The trend line, and correlation of 0.16, is almost entirely due to the one five million dollar outlier. Your statistics will be a lot more meaningful if you eliminate that. The one person who spent 100 hours a week on marketing is almost certainly also an outlier in need of removing. In general, if removing one data point dramatically changes your correlation, then you should run the calculation with and without that point and consider them both.
February 24, 2017 @ 11:58 am
One thing that’s probably missing from this is the notion of simply writing the next book as a form of marketing. We hear over and over that the best thing we can do to publicize our latest book is to write the next one. And I think there’s a good deal of truth to that.
To be clear, no one is completely ignoring their next book while they push their current book. We’re all striking some balance between the two efforts. But this sort of analysis is going to be focusing on direct, active marketing, while ignoring the efforts of others who focus more heavily on writing and getting books out faster.
February 25, 2017 @ 6:07 pm
Just another quick comment.
Your correlation was significant.
Also, you can have Excel insert the R^2 for the trendline (and the square root of that is your correlation coefficient. Yay learning!)
March 1, 2017 @ 1:56 am
To add to what Neighborhood Statistician said, another way to deal with the outliers is to do a non-parametric test. The non-parametric equivalent to the correlation is the Spearman rank correlation. I found instructions on how to do this in Excel at
@Alexander – with correlations, statistical significance tends to be unimportant in determining whether a correlation is important. With enough data points, a correlation of 0.05 can be statistically significant but in practical terms it’s meaningless.
March 1, 2017 @ 11:55 am
@Another Statistician I know the significance is relatively meaningless, but it was an open question from the post. I had considered addressing the issue of significance in my post, but it didn’t seem like the place.
March 9, 2017 @ 12:30 pm
Thanks for continuing to do this kind of analysis. I think it’s super helpful.
I know the purpose of the survey was not specifically on marketing and promotion, but I would love to see a little more detail in this area. There are so many different activities that can be lumped in under marketing and promotion. Any given activity may never be effective, may be effective only for certain people or certain genres, or may be effective for most authors.
I have my own preconceived notions, but I’d bet that’s true of most people doing marketing and promotion.
Is it possible to do an add-on survey where you had just a single question asking people which categories of marketing and promotion they tried, and correlate that with the original survey data?

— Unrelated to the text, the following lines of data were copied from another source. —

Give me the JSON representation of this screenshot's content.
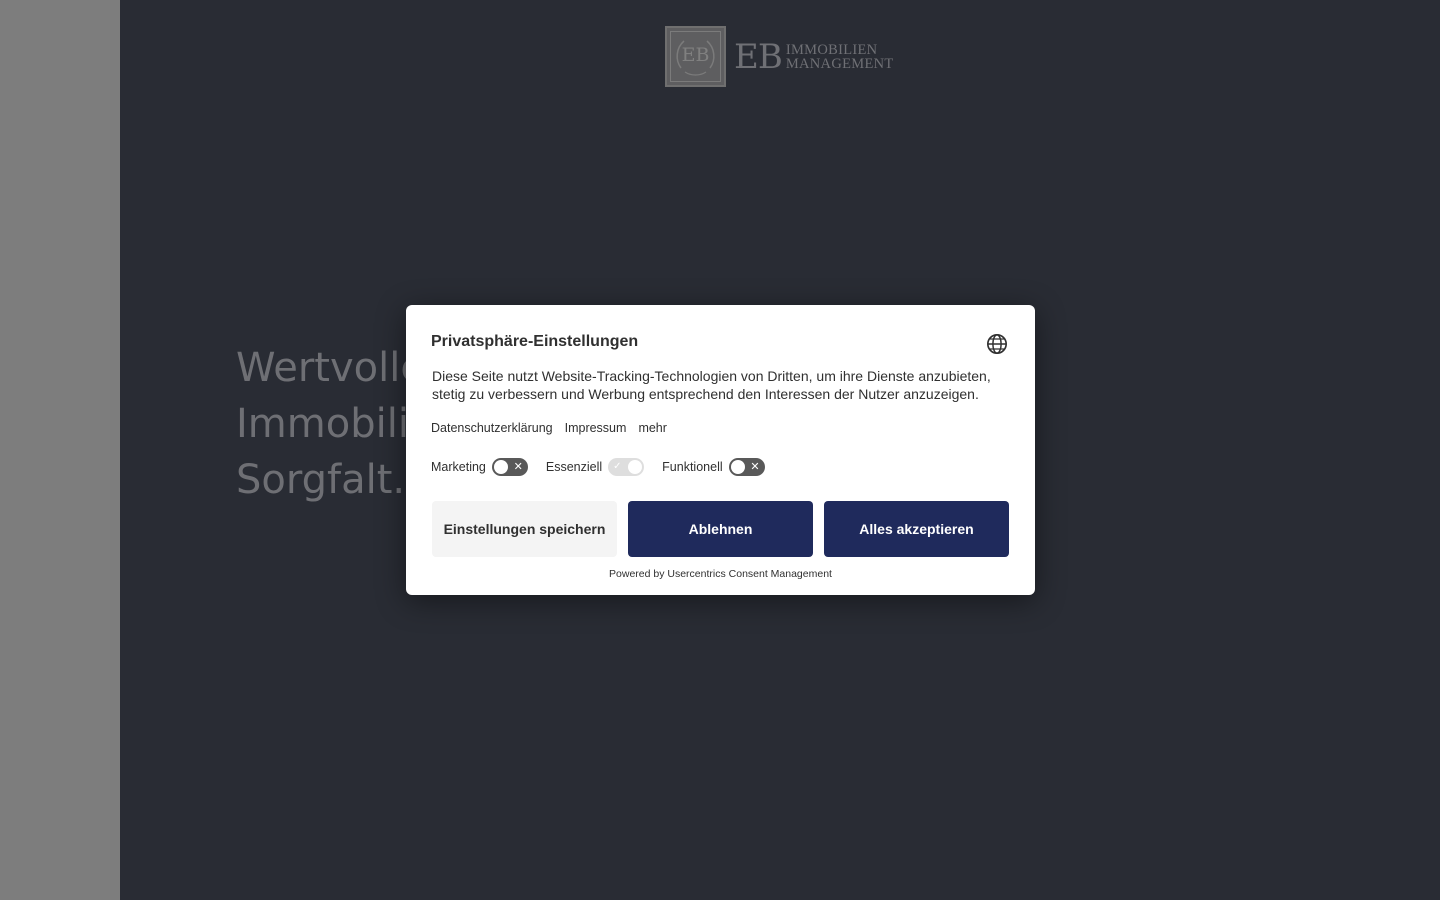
{
  "brand": {
    "monogram": "EB",
    "eb": "EB",
    "line1": "IMMOBILIEN",
    "line2": "MANAGEMENT"
  },
  "hero": {
    "line1": "Wertvolle",
    "line2": "Immobilien",
    "line3": "Sorgfalt."
  },
  "consent": {
    "title": "Privatsphäre-Einstellungen",
    "globe_icon": "globe-icon",
    "description": "Diese Seite nutzt Website-Tracking-Technologien von Dritten, um ihre Dienste anzubieten, stetig zu verbessern und Werbung entsprechend den Interessen der Nutzer anzuzeigen.",
    "links": [
      "Datenschutzerklärung",
      "Impressum",
      "mehr"
    ],
    "toggles": [
      {
        "label": "Marketing",
        "state": "off"
      },
      {
        "label": "Essenziell",
        "state": "on-disabled"
      },
      {
        "label": "Funktionell",
        "state": "off"
      }
    ],
    "buttons": {
      "save": "Einstellungen speichern",
      "deny": "Ablehnen",
      "accept": "Alles akzeptieren"
    },
    "powered_by": "Powered by Usercentrics Consent Management"
  },
  "colors": {
    "background": "#292c34",
    "sidebar": "#7d7d7d",
    "button_primary": "#1f2a5c",
    "button_secondary": "#f4f4f4"
  }
}
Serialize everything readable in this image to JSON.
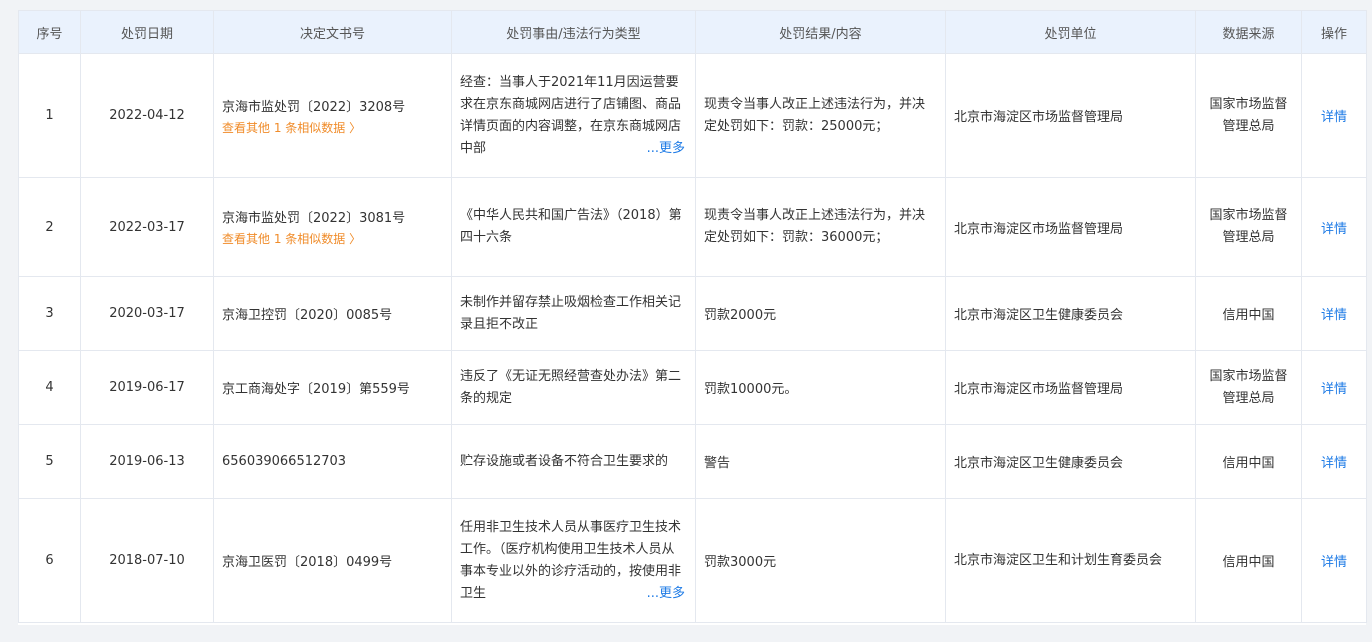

Jim C. Hines
March 9, 2017 @ 4:39 pm
William Hertling – Probably not something I could do this round, but I’ll definitely keep that in mind if I do it again next year!